This morning we should know the future of 50-over cricket.
If India won the World Cup overnight, then the 50-over game will be a protected species to 2015 and beyond.
If not, then it will continue to struggle against Twenty20, ironically a concept that only went viral when India won the inaugural T20 World Cup in South Africa in 2007.
The Indian Premier League launched the following year and cricket became a blue chip industry.
The trouble with an Indian victory - and it will be well-earned because Sri Lanka looked sharp going in - is that cynics are already calling the ICC World Cup the BCCI World Cup. With some justification.
The juggernaut which is the Indian board made sure their team had the smoothest run into the tournament's latter stages. Fair enough, you might say.
They have the power so why not flex their muscle? The danger is that cricket becomes a farce where wealth and power override talent and skill.
That is not to detract from India's gritty knock-out victories over Australia in Ahmedabad and Pakistan in Mohali. It is instead a reminder of India's advantages at this tournament as a direct consequence of BCCI power.
Until the bloc-voting structure of the ICC board changes - and it will require some form of revolution to do so - the beneficial coincidences and concessions will continue. The tournament is already on the sub-continent but rather than earn the right to play a home quarter-final on ability (for example by finishing first in its group), India had it guaranteed on the basis of "prior rankings" before the tournament. India ranked higher than Sri Lanka and Bangladesh so no World Cup result (other than missing the last eight) could deter the path to an Ahmedabad quarter-final.
That was regardless of whether they finished first, second, third or fourth in their group. It is difficult to ascertain when the ICC made this decision - no doubt it is buried somewhere deep in the minutiae of a board meeting, but it was only clarified by the ICC's chief executive Haroon Lorgat on the eve of the tournament.

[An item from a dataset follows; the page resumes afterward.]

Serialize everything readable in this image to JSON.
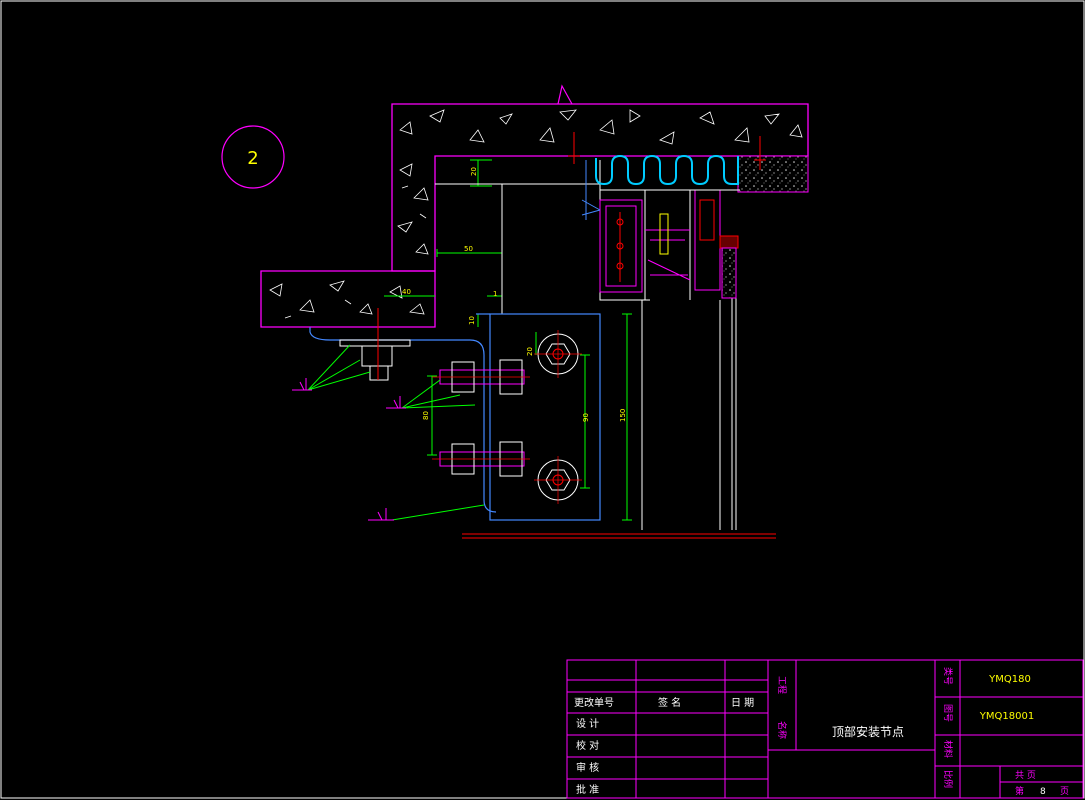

Objective measures like tournament points or, if need be, net run rate should decide where teams play future matches, not "prior rankings". India also benefited from the timing of the semifinals.
Despite playing the second quarter-final on Thursday, they played the later semifinal on Wednesday, giving them an extra day to refresh. New Zealand and Sri Lanka had to turn around for the Tuesday match in Colombo.
These incidents could be viewed in isolation but it is hard not to feel some puppet strings are being pulled on other tournament issues.
One was the appeasement to the BCCI after ICC general manager Dave Richardson (the former South African wicketkeeper) suggested Mahendra Singh Dhoni should have understood the umpire decision review system (UDRS) rules before commenting publicly on the 2.5 metre LBW review which cleared England's Ian Bell.
The BCCI responded by saying Richardson should have been more discreet talking about the Indian captain. This was a chance for the ICC to take charge but they backed down, again through Lorgat, and said Richardson did not intend to demean Dhoni.
At least Lorgat did not waver on backing technology as a means of making decisions more accurate.
The other lesson barely heeded from the Caribbean tournament is that it needs to be shorter with perhaps a couple of qualifying teams joining the test-playing nations.
There should be a maximum of 12 teams and never more than four days between matches. Teams should be capable of playing, travelling, resting, training and playing again; handling quick turnarounds is part of the game's skill and fitness. Those concepts should all be worked into the Australasian event.
Television advertising revenue might be down but so will logistical costs. Surely it's better to charge higher rates over a concertinaed period where you get better ratings because people's attention spans are held.
But no need to worry - India will decide.